» Exercise input
'''
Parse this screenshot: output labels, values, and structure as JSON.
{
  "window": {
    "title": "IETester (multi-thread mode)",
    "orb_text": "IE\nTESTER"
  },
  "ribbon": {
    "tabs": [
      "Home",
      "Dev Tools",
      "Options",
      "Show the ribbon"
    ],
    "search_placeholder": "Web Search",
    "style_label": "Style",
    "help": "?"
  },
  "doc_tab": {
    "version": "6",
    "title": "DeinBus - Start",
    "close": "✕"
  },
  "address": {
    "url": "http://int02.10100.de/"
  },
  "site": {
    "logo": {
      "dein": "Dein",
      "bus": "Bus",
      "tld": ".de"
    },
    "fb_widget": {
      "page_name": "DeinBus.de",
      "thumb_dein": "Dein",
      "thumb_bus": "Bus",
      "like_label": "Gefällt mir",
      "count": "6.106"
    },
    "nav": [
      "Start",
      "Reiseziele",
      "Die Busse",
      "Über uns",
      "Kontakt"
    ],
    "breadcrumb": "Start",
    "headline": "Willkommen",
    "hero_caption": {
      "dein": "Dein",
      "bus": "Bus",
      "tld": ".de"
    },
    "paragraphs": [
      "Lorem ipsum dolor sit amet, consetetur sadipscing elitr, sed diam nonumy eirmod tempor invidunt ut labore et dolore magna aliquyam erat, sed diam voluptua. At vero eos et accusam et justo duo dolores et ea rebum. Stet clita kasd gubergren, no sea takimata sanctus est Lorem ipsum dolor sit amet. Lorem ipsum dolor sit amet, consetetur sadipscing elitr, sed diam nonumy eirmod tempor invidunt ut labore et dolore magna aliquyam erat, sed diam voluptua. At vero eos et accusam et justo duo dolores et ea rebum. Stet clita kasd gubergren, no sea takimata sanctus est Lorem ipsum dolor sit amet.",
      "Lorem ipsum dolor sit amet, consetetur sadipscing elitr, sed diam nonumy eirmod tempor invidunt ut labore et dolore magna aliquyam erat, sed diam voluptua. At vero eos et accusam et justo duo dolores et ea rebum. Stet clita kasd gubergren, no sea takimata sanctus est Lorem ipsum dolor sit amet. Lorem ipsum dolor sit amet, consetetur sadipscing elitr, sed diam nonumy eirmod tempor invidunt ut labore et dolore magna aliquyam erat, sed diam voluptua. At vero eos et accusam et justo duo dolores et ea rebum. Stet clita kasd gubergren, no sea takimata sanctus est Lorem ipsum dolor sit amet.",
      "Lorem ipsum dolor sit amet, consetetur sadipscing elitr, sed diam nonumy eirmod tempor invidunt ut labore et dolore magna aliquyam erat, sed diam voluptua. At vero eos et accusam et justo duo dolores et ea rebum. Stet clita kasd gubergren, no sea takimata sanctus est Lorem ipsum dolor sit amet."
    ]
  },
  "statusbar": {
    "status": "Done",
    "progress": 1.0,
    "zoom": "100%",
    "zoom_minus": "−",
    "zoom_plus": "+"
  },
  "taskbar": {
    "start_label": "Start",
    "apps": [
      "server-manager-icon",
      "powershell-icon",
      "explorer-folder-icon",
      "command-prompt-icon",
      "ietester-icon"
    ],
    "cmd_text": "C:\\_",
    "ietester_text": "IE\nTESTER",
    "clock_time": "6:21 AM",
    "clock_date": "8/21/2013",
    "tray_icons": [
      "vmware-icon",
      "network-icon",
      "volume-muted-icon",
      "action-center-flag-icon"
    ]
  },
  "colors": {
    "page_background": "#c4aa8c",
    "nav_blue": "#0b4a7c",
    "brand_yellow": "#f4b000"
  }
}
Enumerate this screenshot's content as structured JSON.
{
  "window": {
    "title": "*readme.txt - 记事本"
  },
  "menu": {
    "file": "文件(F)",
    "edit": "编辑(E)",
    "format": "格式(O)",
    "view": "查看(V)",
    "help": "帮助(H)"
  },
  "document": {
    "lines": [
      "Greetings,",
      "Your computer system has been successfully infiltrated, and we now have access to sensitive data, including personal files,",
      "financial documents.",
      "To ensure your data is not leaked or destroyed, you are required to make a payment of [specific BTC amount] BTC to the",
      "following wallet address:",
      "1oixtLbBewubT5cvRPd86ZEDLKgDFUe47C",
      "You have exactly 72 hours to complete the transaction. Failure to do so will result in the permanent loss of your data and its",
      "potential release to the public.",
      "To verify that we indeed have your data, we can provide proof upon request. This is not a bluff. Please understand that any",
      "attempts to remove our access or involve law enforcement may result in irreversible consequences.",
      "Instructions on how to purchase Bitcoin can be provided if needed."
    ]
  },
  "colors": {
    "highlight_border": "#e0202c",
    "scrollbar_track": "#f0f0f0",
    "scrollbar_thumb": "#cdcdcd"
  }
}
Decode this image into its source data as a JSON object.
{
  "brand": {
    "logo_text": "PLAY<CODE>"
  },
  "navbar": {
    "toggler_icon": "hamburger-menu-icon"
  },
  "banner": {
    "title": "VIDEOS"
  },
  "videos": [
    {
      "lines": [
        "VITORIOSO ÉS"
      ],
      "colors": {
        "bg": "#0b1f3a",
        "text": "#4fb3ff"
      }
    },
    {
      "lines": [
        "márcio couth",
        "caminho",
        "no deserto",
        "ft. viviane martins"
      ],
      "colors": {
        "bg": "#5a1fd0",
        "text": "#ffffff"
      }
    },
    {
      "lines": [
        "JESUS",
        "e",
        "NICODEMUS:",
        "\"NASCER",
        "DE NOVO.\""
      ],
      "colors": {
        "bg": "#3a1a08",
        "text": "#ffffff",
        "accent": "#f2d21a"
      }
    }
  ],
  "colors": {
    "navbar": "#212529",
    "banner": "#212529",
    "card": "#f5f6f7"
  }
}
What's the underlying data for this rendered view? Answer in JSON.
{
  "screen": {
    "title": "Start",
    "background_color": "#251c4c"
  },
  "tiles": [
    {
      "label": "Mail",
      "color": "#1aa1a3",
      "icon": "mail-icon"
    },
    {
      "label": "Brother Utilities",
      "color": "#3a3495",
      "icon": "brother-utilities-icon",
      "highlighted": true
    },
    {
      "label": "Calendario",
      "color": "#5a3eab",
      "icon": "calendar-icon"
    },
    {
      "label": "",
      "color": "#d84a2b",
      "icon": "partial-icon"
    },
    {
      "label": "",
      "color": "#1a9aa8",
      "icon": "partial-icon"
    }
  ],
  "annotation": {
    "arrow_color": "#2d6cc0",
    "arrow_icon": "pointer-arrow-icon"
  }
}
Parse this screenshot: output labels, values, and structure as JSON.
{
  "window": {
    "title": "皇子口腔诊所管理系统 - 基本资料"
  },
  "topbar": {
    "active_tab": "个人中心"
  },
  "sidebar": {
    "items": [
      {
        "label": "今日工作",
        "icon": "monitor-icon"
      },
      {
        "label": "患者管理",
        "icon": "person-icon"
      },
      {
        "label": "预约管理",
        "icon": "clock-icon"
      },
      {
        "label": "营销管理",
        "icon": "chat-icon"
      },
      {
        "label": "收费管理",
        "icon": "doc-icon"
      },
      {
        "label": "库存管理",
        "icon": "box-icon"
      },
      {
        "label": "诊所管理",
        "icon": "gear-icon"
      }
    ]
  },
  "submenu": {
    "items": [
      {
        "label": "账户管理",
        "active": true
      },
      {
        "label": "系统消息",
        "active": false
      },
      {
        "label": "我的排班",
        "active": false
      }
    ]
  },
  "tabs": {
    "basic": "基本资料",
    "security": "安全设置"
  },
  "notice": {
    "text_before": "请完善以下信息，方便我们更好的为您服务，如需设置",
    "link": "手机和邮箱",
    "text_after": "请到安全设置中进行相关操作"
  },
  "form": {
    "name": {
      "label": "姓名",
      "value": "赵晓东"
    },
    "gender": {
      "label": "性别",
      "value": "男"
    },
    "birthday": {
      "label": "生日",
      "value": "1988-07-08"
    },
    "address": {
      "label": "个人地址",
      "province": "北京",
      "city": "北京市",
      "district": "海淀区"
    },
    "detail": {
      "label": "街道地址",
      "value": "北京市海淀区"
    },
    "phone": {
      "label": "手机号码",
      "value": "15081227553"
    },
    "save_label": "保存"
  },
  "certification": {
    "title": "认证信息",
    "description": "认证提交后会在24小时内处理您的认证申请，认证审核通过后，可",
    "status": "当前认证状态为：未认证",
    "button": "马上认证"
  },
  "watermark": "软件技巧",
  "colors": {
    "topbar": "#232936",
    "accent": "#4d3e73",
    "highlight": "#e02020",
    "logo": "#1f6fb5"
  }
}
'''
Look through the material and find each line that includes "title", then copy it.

    "title": "IETester (multi-thread mode)",
    "title": "DeinBus - Start",
    "title": "*readme.txt - 记事本"
    "title": "VIDEOS"
    "title": "Start",
    "title": "皇子口腔诊所管理系统 - 基本资料"
    "title": "认证信息",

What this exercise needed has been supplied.